Surely there is a way for the Federal Aviation Administration to address the sea-change in noise impact caused by a small airline's eight flights per day over North Fair Oaks and Atherton into the San Carlos Airport.
This small, public-use airport has traditionally served privately owned recreational aircraft, but now is hosting a small airline called Surf Air, which flies noisy, single-engine turboprops eight times a day on a northbound incoming route that often follows Middlefield Road on final approach. Homeowners along the route say they never experienced any noise impact before, but now can't hear themselves think when a Surf Air plane is descending into San Carlos.
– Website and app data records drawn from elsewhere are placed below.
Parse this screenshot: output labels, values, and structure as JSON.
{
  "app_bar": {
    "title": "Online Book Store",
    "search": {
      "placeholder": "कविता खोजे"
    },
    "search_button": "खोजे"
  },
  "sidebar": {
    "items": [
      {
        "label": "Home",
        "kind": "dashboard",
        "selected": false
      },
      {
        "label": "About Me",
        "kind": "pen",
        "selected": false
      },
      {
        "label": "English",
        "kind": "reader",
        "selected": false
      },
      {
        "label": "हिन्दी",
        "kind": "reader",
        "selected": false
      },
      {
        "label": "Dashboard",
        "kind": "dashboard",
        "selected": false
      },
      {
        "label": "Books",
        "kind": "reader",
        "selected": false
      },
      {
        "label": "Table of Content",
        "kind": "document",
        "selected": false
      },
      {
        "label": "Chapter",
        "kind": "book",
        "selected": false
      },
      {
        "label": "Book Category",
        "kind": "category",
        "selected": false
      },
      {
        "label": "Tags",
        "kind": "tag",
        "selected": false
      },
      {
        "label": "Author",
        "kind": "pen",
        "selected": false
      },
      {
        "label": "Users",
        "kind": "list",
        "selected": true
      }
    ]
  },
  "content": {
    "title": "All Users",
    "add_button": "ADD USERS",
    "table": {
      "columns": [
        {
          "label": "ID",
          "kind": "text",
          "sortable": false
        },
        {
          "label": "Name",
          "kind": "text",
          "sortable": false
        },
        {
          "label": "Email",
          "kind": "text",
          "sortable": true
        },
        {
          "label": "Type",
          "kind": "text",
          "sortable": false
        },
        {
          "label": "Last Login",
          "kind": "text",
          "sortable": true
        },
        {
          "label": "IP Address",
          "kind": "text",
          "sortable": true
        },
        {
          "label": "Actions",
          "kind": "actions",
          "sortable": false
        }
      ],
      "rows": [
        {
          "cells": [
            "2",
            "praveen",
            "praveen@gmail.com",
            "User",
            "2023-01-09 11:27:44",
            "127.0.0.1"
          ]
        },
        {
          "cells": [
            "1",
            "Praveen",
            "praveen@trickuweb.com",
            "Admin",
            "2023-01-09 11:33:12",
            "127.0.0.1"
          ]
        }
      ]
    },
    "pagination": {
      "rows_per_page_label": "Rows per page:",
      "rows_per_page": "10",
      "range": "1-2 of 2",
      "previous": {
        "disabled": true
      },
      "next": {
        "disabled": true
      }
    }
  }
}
They are livid and have rightly been taking their concerns to the Atherton City Council, the owners of Surf Air, San Carlos Airport officials and anyone else who will listen.
The problem is that when the Surf Air planes line up at 2,000 feet over Palo Alto, their noisy northbound descent reverberates on either side of Middlefield Road. The lower the aircraft fly, the more noise impact that is felt over a wide swath of homes below. Residents also are quick to point out that there are numerous local schools along the route, including Menlo-Atherton High, Encinal elementary, Summit Preparatory and Taft School, near Bay Road.
Some strategies to try to mitigate the noise have been put in place. For example, Surf Air representatives and the FAA agreed that whenever possible, the planes would use a visual flight approach into San Carlos on a route east of Middlefield Road, which will move most of the noise over some other neighborhoods and uninhabited areas or the Bayshore Freeway. At a Dec. 9 meeting with Atherton officials and some 75 neighbors, Surf Air representatives said its pilots were instructed "not to fly over the same house in the same day," when possible. These are steps in the right direction, although weather conditions must be right for pilots to descend using the visual flight approach.
By all reports, Surf Air is an innovative start-up airline that in particular appeals to business travelers who fly frequently to other California cities. Rather than a ticket for every flight, fliers purchase an "all-you-can-fly" membership. And boarding is simple, with no security checks or baggage fees. For the right type of passenger, Surf Air is a perfect way to reach Santa Barbara, Burbank and other Southern California cities.
But while Surf Air is a way for some travelers to avoid the challenges of flying out of San Francisco, Oakland or San Jose, the airline should not be permitted to do so while damaging the quality of life of those beneath its glide-path into San Carlos Airport. And a solution is even more important since Surf Air has announced that it may soon double the number of flights per day. We wonder if the airline ever considered other nearby airports, like Palo Alto, for example?
When the San Carlos Airport was built, it was not surrounded by residential development. And even today, residents say prior to Surf Air's arrival, there was rarely, if ever, concerns about noisy traffic. But Surf Air changed all that. We hope the airline and the FAA will hear the neighbors' concerns and approve a permanent remedy that will move Surf Air planes east of Middlefield Road for good.